Petitioner contends that (1) the referee erred in characterizing the testimony of Dr. Ramsey as incompetent, (2) in admitting evidence as to the competency of the Claimant as an instructor, and (3) in making findings of fact which capriciously disregarded the competent evidence of the Claimant.
Considering first the Claimant's third contention, we must note that the capricious disregard standard has been disallowed by our Supreme Court in favor of the simple test of whether or not the findings are supported by substantial evidence. Estate of McGovern.
Also, we find no merit in Petitioner's first contention, that the referee improperly discredited the testimony of Dr. Ramsey, since we find that Dr. Ramsey's opinion testimony was not adequately unequivocal and, in any event, could be disregarded by the referee in favor of other medical testimony in the case. Dr. Ramsey testified:

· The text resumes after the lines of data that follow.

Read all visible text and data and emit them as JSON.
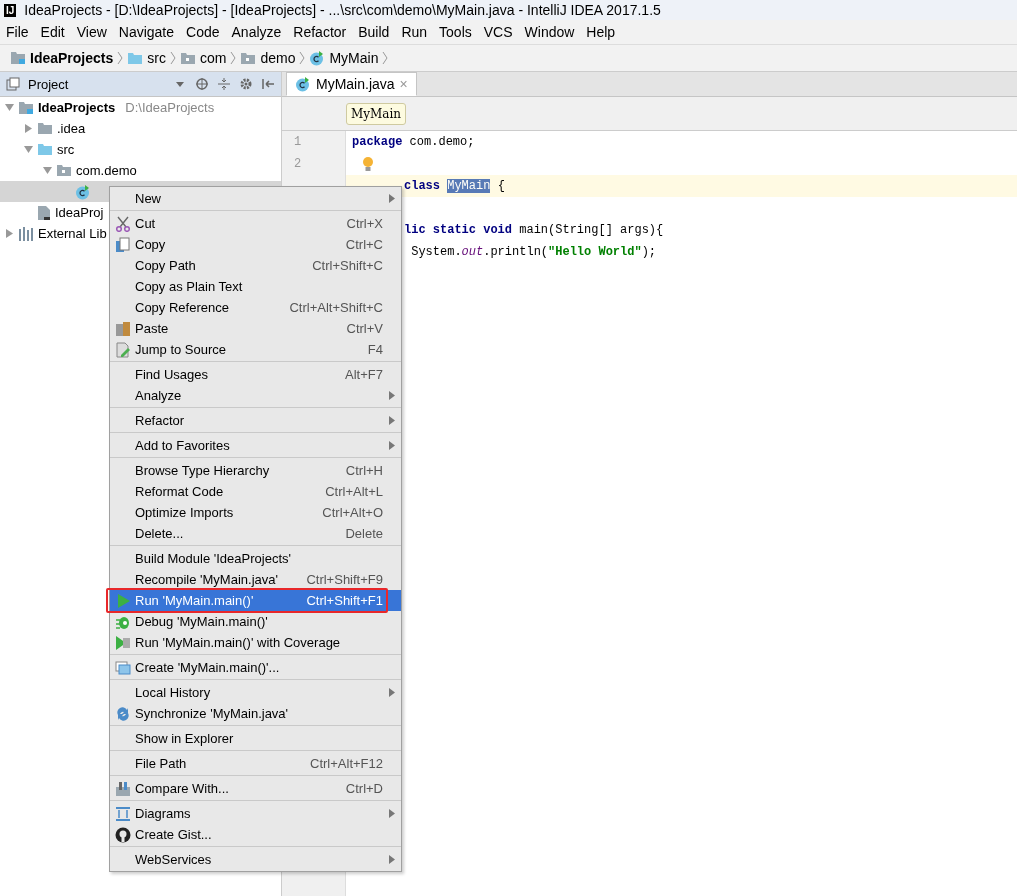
{
  "window": {
    "logo": "IJ",
    "title": "IdeaProjects - [D:\\IdeaProjects] - [IdeaProjects] - ...\\src\\com\\demo\\MyMain.java - IntelliJ IDEA 2017.1.5"
  },
  "menu_bar": [
    "File",
    "Edit",
    "View",
    "Navigate",
    "Code",
    "Analyze",
    "Refactor",
    "Build",
    "Run",
    "Tools",
    "VCS",
    "Window",
    "Help"
  ],
  "breadcrumbs": [
    {
      "label": "IdeaProjects",
      "kind": "module"
    },
    {
      "label": "src",
      "kind": "source-folder"
    },
    {
      "label": "com",
      "kind": "package"
    },
    {
      "label": "demo",
      "kind": "package"
    },
    {
      "label": "MyMain",
      "kind": "class"
    }
  ],
  "project_panel": {
    "title": "Project",
    "tree": [
      {
        "label": "IdeaProjects",
        "hint": "D:\\IdeaProjects",
        "kind": "module",
        "expanded": true,
        "selected": false,
        "children": [
          {
            "label": ".idea",
            "kind": "folder",
            "expanded": false,
            "selected": false
          },
          {
            "label": "src",
            "kind": "source-folder",
            "expanded": true,
            "selected": false,
            "children": [
              {
                "label": "com.demo",
                "kind": "package",
                "expanded": true,
                "selected": false,
                "children": [
                  {
                    "kind": "class",
                    "selected": true
                  }
                ]
              }
            ]
          },
          {
            "label": "IdeaProj",
            "kind": "file",
            "selected": false
          }
        ]
      },
      {
        "label": "External Lib",
        "kind": "library",
        "expanded": false,
        "selected": false
      }
    ]
  },
  "editor": {
    "tabs": [
      {
        "label": "MyMain.java",
        "close": "×",
        "selected": true
      }
    ],
    "structure_crumb": "MyMain",
    "lines": [
      {
        "kind": "full",
        "number": "1",
        "current": false,
        "tokens": [
          {
            "t": "package",
            "kind": "keyword"
          },
          {
            "t": " com.demo;",
            "kind": "plain"
          }
        ]
      },
      {
        "kind": "full",
        "number": "2",
        "current": false,
        "bulb": true
      },
      {
        "kind": "clipped",
        "current": true,
        "tokens": [
          {
            "t": "class ",
            "kind": "keyword"
          },
          {
            "t": "MyMain",
            "kind": "selection"
          },
          {
            "t": " {",
            "kind": "plain"
          }
        ]
      },
      {
        "kind": "clipped",
        "current": false
      },
      {
        "kind": "clipped",
        "current": false,
        "tokens": [
          {
            "t": "lic static void",
            "kind": "keyword"
          },
          {
            "t": " main(String[] args){",
            "kind": "plain"
          }
        ]
      },
      {
        "kind": "clipped",
        "current": false,
        "tokens": [
          {
            "t": " System.",
            "kind": "plain"
          },
          {
            "t": "out",
            "kind": "field"
          },
          {
            "t": ".println(",
            "kind": "plain"
          },
          {
            "t": "\"Hello World\"",
            "kind": "string"
          },
          {
            "t": ");",
            "kind": "plain"
          }
        ]
      }
    ]
  },
  "context_menu": {
    "groups": [
      [
        {
          "label": "New",
          "submenu": true,
          "selected": false,
          "outlined": false
        }
      ],
      [
        {
          "label": "Cut",
          "shortcut": "Ctrl+X",
          "kind": "cut",
          "submenu": false,
          "selected": false,
          "outlined": false
        },
        {
          "label": "Copy",
          "shortcut": "Ctrl+C",
          "kind": "copy",
          "submenu": false,
          "selected": false,
          "outlined": false
        },
        {
          "label": "Copy Path",
          "shortcut": "Ctrl+Shift+C",
          "submenu": false,
          "selected": false,
          "outlined": false
        },
        {
          "label": "Copy as Plain Text",
          "submenu": false,
          "selected": false,
          "outlined": false
        },
        {
          "label": "Copy Reference",
          "shortcut": "Ctrl+Alt+Shift+C",
          "submenu": false,
          "selected": false,
          "outlined": false
        },
        {
          "label": "Paste",
          "shortcut": "Ctrl+V",
          "kind": "paste",
          "submenu": false,
          "selected": false,
          "outlined": false
        },
        {
          "label": "Jump to Source",
          "shortcut": "F4",
          "kind": "jump",
          "submenu": false,
          "selected": false,
          "outlined": false
        }
      ],
      [
        {
          "label": "Find Usages",
          "shortcut": "Alt+F7",
          "submenu": false,
          "selected": false,
          "outlined": false
        },
        {
          "label": "Analyze",
          "submenu": true,
          "selected": false,
          "outlined": false
        }
      ],
      [
        {
          "label": "Refactor",
          "submenu": true,
          "selected": false,
          "outlined": false
        }
      ],
      [
        {
          "label": "Add to Favorites",
          "submenu": true,
          "selected": false,
          "outlined": false
        }
      ],
      [
        {
          "label": "Browse Type Hierarchy",
          "shortcut": "Ctrl+H",
          "submenu": false,
          "selected": false,
          "outlined": false
        },
        {
          "label": "Reformat Code",
          "shortcut": "Ctrl+Alt+L",
          "submenu": false,
          "selected": false,
          "outlined": false
        },
        {
          "label": "Optimize Imports",
          "shortcut": "Ctrl+Alt+O",
          "submenu": false,
          "selected": false,
          "outlined": false
        },
        {
          "label": "Delete...",
          "shortcut": "Delete",
          "submenu": false,
          "selected": false,
          "outlined": false
        }
      ],
      [
        {
          "label": "Build Module 'IdeaProjects'",
          "submenu": false,
          "selected": false,
          "outlined": false
        },
        {
          "label": "Recompile 'MyMain.java'",
          "shortcut": "Ctrl+Shift+F9",
          "submenu": false,
          "selected": false,
          "outlined": false
        },
        {
          "label": "Run 'MyMain.main()'",
          "shortcut": "Ctrl+Shift+F1",
          "kind": "run",
          "submenu": false,
          "selected": true,
          "outlined": true
        },
        {
          "label": "Debug 'MyMain.main()'",
          "kind": "debug",
          "submenu": false,
          "selected": false,
          "outlined": false
        },
        {
          "label": "Run 'MyMain.main()' with Coverage",
          "kind": "coverage",
          "submenu": false,
          "selected": false,
          "outlined": false
        }
      ],
      [
        {
          "label": "Create 'MyMain.main()'...",
          "kind": "create",
          "submenu": false,
          "selected": false,
          "outlined": false
        }
      ],
      [
        {
          "label": "Local History",
          "submenu": true,
          "selected": false,
          "outlined": false
        },
        {
          "label": "Synchronize 'MyMain.java'",
          "kind": "sync",
          "submenu": false,
          "selected": false,
          "outlined": false
        }
      ],
      [
        {
          "label": "Show in Explorer",
          "submenu": false,
          "selected": false,
          "outlined": false
        }
      ],
      [
        {
          "label": "File Path",
          "shortcut": "Ctrl+Alt+F12",
          "submenu": false,
          "selected": false,
          "outlined": false
        }
      ],
      [
        {
          "label": "Compare With...",
          "shortcut": "Ctrl+D",
          "kind": "compare",
          "submenu": false,
          "selected": false,
          "outlined": false
        }
      ],
      [
        {
          "label": "Diagrams",
          "kind": "diagrams",
          "submenu": true,
          "selected": false,
          "outlined": false
        },
        {
          "label": "Create Gist...",
          "kind": "gist",
          "submenu": false,
          "selected": false,
          "outlined": false
        }
      ],
      [
        {
          "label": "WebServices",
          "submenu": true,
          "selected": false,
          "outlined": false
        }
      ]
    ]
  }
}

Doctor, based on this history and these facts that I've asked you to assume as true, your examination
[ 104 Pa. Commw. Page 295]
and treatment of Mr. Bruckner, do you have an opinion, which you can express with reasonable medical certainty, as to the cause of Mr. Bruckner's psychiatric problems such as you diagnosed as manic-depression?

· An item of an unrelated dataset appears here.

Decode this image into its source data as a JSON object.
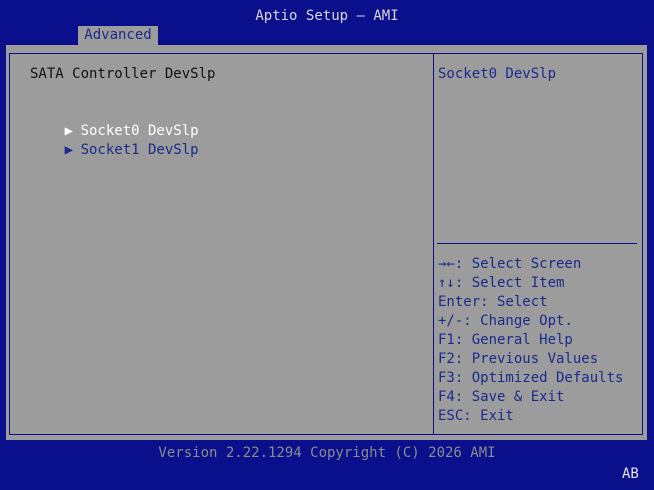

A. (Continuing) Yes, Mr. Bruckner was admitted to the V. A. Hospital because he was suffering from an episode of depression, and the events that are described in the medical record that he related as having happened at the school are certainly very stressful events; and often stressful events will precipitate an episode of depression. I think in the case of Mr. Bruckner that most likely that is what happened. (Emphasis added.)

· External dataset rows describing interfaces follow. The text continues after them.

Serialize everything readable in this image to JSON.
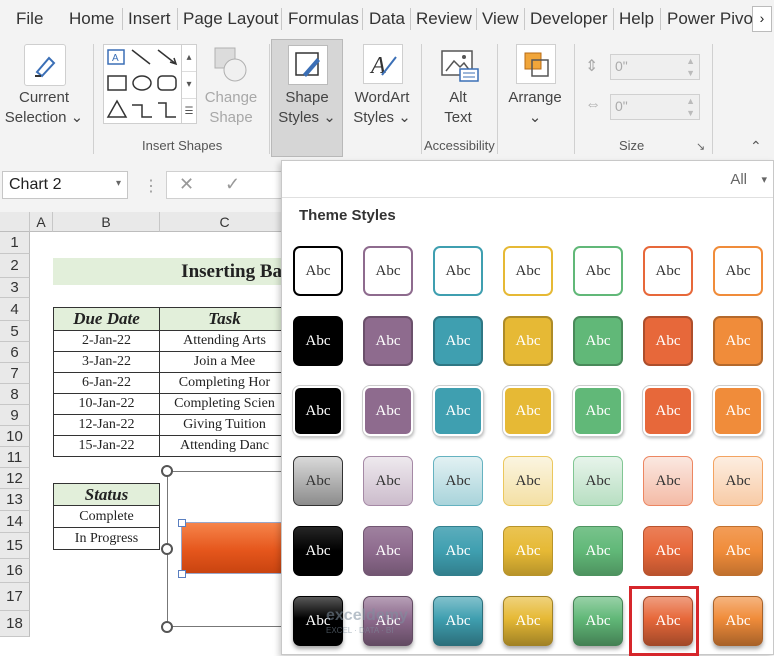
{
  "tabs": [
    "File",
    "Home",
    "Insert",
    "Page Layout",
    "Formulas",
    "Data",
    "Review",
    "View",
    "Developer",
    "Help",
    "Power Pivo"
  ],
  "ribbon": {
    "current_selection": [
      "Current",
      "Selection"
    ],
    "change_shape": [
      "Change",
      "Shape"
    ],
    "shape_styles": [
      "Shape",
      "Styles"
    ],
    "wordart_styles": [
      "WordArt",
      "Styles"
    ],
    "alt_text": [
      "Alt",
      "Text"
    ],
    "arrange": "Arrange",
    "height_value": "0\"",
    "width_value": "0\"",
    "groups": {
      "insert_shapes": "Insert Shapes",
      "accessibility": "Accessibility",
      "size": "Size"
    }
  },
  "formula_bar": {
    "name_box": "Chart 2"
  },
  "sheet": {
    "columns": [
      "A",
      "B",
      "C"
    ],
    "rows": [
      "1",
      "2",
      "3",
      "4",
      "5",
      "6",
      "7",
      "8",
      "9",
      "10",
      "11",
      "12",
      "13",
      "14",
      "15",
      "16",
      "17",
      "18"
    ],
    "title": "Inserting Ba",
    "table_headers": [
      "Due Date",
      "Task"
    ],
    "table_rows": [
      [
        "2-Jan-22",
        "Attending Arts"
      ],
      [
        "3-Jan-22",
        "Join a Mee"
      ],
      [
        "6-Jan-22",
        "Completing Hor"
      ],
      [
        "10-Jan-22",
        "Completing Scien"
      ],
      [
        "12-Jan-22",
        "Giving Tuition"
      ],
      [
        "15-Jan-22",
        "Attending Danc"
      ]
    ],
    "status_header": "Status",
    "status_rows": [
      "Complete",
      "In Progress"
    ]
  },
  "gallery": {
    "filter": "All",
    "section_title": "Theme Styles",
    "swatch_text": "Abc",
    "accent_colors": [
      "#000000",
      "#8e6b8e",
      "#3f9fb0",
      "#e6b935",
      "#61b878",
      "#e7683a",
      "#f08c3a"
    ],
    "selected": {
      "row": 6,
      "column": 6
    },
    "selection_color": "#d6262b"
  },
  "watermark": {
    "brand": "exceldemy",
    "tagline": "EXCEL · DATA · BI"
  }
}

R.R. 87a and 88a.
While it may be questionable whether a medical opinion that causal relationship is "most likely" is inadequately unequivocal,*fn1 nevertheless, there was no error here, since the referee was free to prefer and accept the testimony of Dr. Tornay which denied causal relationship. It is clear, of course, that the referee's acceptance of the medical opinion of one expert medical witness over another is within his prerogatives and certainly is not the basis for a contention that such selection constitutes reversible error. City of Hazleton v. Workmen's Compensation Appeal Board (DeCusatis), 35 Pa. Commonwealth Ct. 477, 386 A.2d 1067 (1978).
[ 104 Pa. Commw. Page 296]
Finally, we find no merit in Petitioner's contention that the referee erred in allowing into evidence testimony as to Claimant's competence as a teacher. Since the crux of this case was whether or not Claimant's behavior which caused his disability was part of his on-going emotional instability brought on by his manicdepressive illness, or whether the behavior was attributable to events during his classroom sessions such as those on June 2, 1977 and on January 26, 1978, it was relevant to offer testimony as to his behavior generally, as compared with his reaction to such specific events as detailed by Claimant. Accordingly, we find no error in the admission of such testimony.
While we agree with the majority of the Board that the notice issue is non-determinative in this case because of other findings against Claimant which are clearly supported by substantial evidence, we note that specific notice is no longer required under the provisions of The Pennsylvania Workmen's Compensation Act, Katz v. Evening Bulletin, 485 Pa. 536, 403 A.2d 518 (1979). Beaver Supermarket v. Workmen's Compensation Appeal Board (Sheldrake), 56 Pa. Commonwealth Ct. 505, 424 A.2d 1023 (1981).
In view of the foregoing, there being no demonstrable, reversible error, we will affirm the order of the Workmen's Compensation Board.
Now, March 3, 1987, the order of the Workmen's Compensation Appeal Board, No. A-85411, dated April 19, 1984, is hereby affirmed.